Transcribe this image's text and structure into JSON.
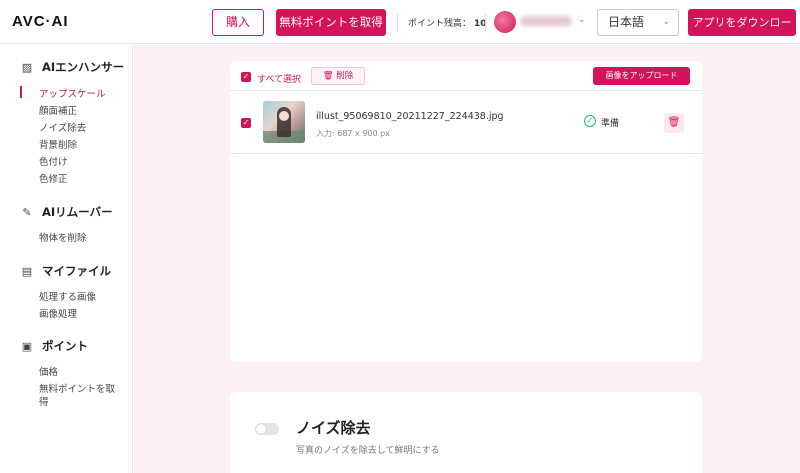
{
  "header": {
    "logo": "AVC·AI",
    "buy_label": "購入",
    "free_points_label": "無料ポイントを取得",
    "points_label": "ポイント残高：",
    "points_value": "10",
    "language": "日本語",
    "download_app_label": "アプリをダウンロード"
  },
  "sidebar": {
    "sections": [
      {
        "title": "AIエンハンサー",
        "icon": "image-icon",
        "items": [
          "アップスケール",
          "顔面補正",
          "ノイズ除去",
          "背景削除",
          "色付け",
          "色修正"
        ]
      },
      {
        "title": "AIリムーバー",
        "icon": "edit-icon",
        "items": [
          "物体を削除"
        ]
      },
      {
        "title": "マイファイル",
        "icon": "file-icon",
        "items": [
          "処理する画像",
          "画像処理"
        ]
      },
      {
        "title": "ポイント",
        "icon": "wallet-icon",
        "items": [
          "価格",
          "無料ポイントを取",
          "得"
        ]
      }
    ],
    "active_item": "アップスケール"
  },
  "toolbar": {
    "select_all_label": "すべて選択",
    "delete_label": "削除",
    "upload_label": "画像をアップロード"
  },
  "files": [
    {
      "name": "illust_95069810_20211227_224438.jpg",
      "size": "入力: 687 x 900 px",
      "status": "準備",
      "checked": true
    }
  ],
  "noise_card": {
    "title": "ノイズ除去",
    "description": "写真のノイズを除去して鮮明にする",
    "enabled": false
  },
  "colors": {
    "accent": "#d4145a",
    "background_main": "#fdf0f3",
    "ready": "#2bb673"
  }
}
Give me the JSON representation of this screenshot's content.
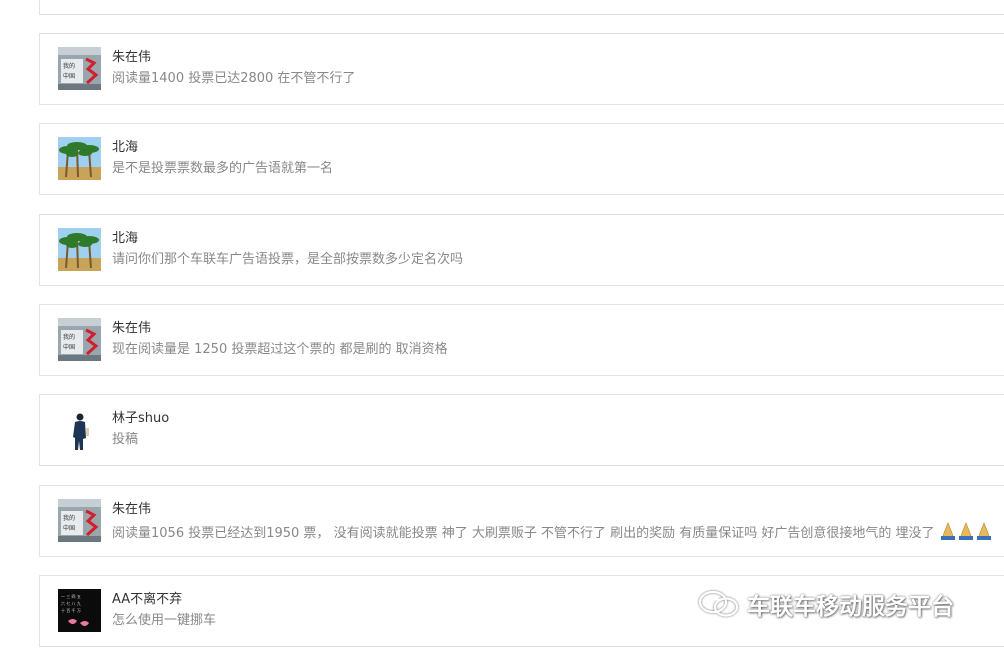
{
  "comments": [
    {
      "nickname": "朱在伟",
      "content": "阅读量1400 投票已达2800 在不管不行了",
      "avatar": "red-sign-avatar"
    },
    {
      "nickname": "北海",
      "content": "是不是投票票数最多的广告语就第一名",
      "avatar": "palm-trees-avatar"
    },
    {
      "nickname": "北海",
      "content": "请问你们那个车联车广告语投票，是全部按票数多少定名次吗",
      "avatar": "palm-trees-avatar"
    },
    {
      "nickname": "朱在伟",
      "content": "现在阅读量是 1250 投票超过这个票的 都是刷的 取消资格",
      "avatar": "red-sign-avatar"
    },
    {
      "nickname": "林子shuo",
      "content": "投稿",
      "avatar": "standing-person-avatar"
    },
    {
      "nickname": "朱在伟",
      "content": "阅读量1056 投票已经达到1950 票， 没有阅读就能投票 神了 大刷票贩子 不管不行了 刷出的奖励 有质量保证吗 好广告创意很接地气的 埋没了",
      "avatar": "red-sign-avatar",
      "trailing_emoji": "folded-hands-emoji x3"
    },
    {
      "nickname": "AA不离不弃",
      "content": "怎么使用一键挪车",
      "avatar": "dark-calligraphy-avatar"
    }
  ],
  "watermark": {
    "text": "车联车移动服务平台",
    "icon": "wechat-icon"
  }
}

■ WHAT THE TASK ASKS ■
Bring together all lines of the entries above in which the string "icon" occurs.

■ TASK ANSWER ■
        "icon": "image-icon",
        "icon": "edit-icon",
        "icon": "file-icon",
        "icon": "wallet-icon",
    "icon": "wechat-icon"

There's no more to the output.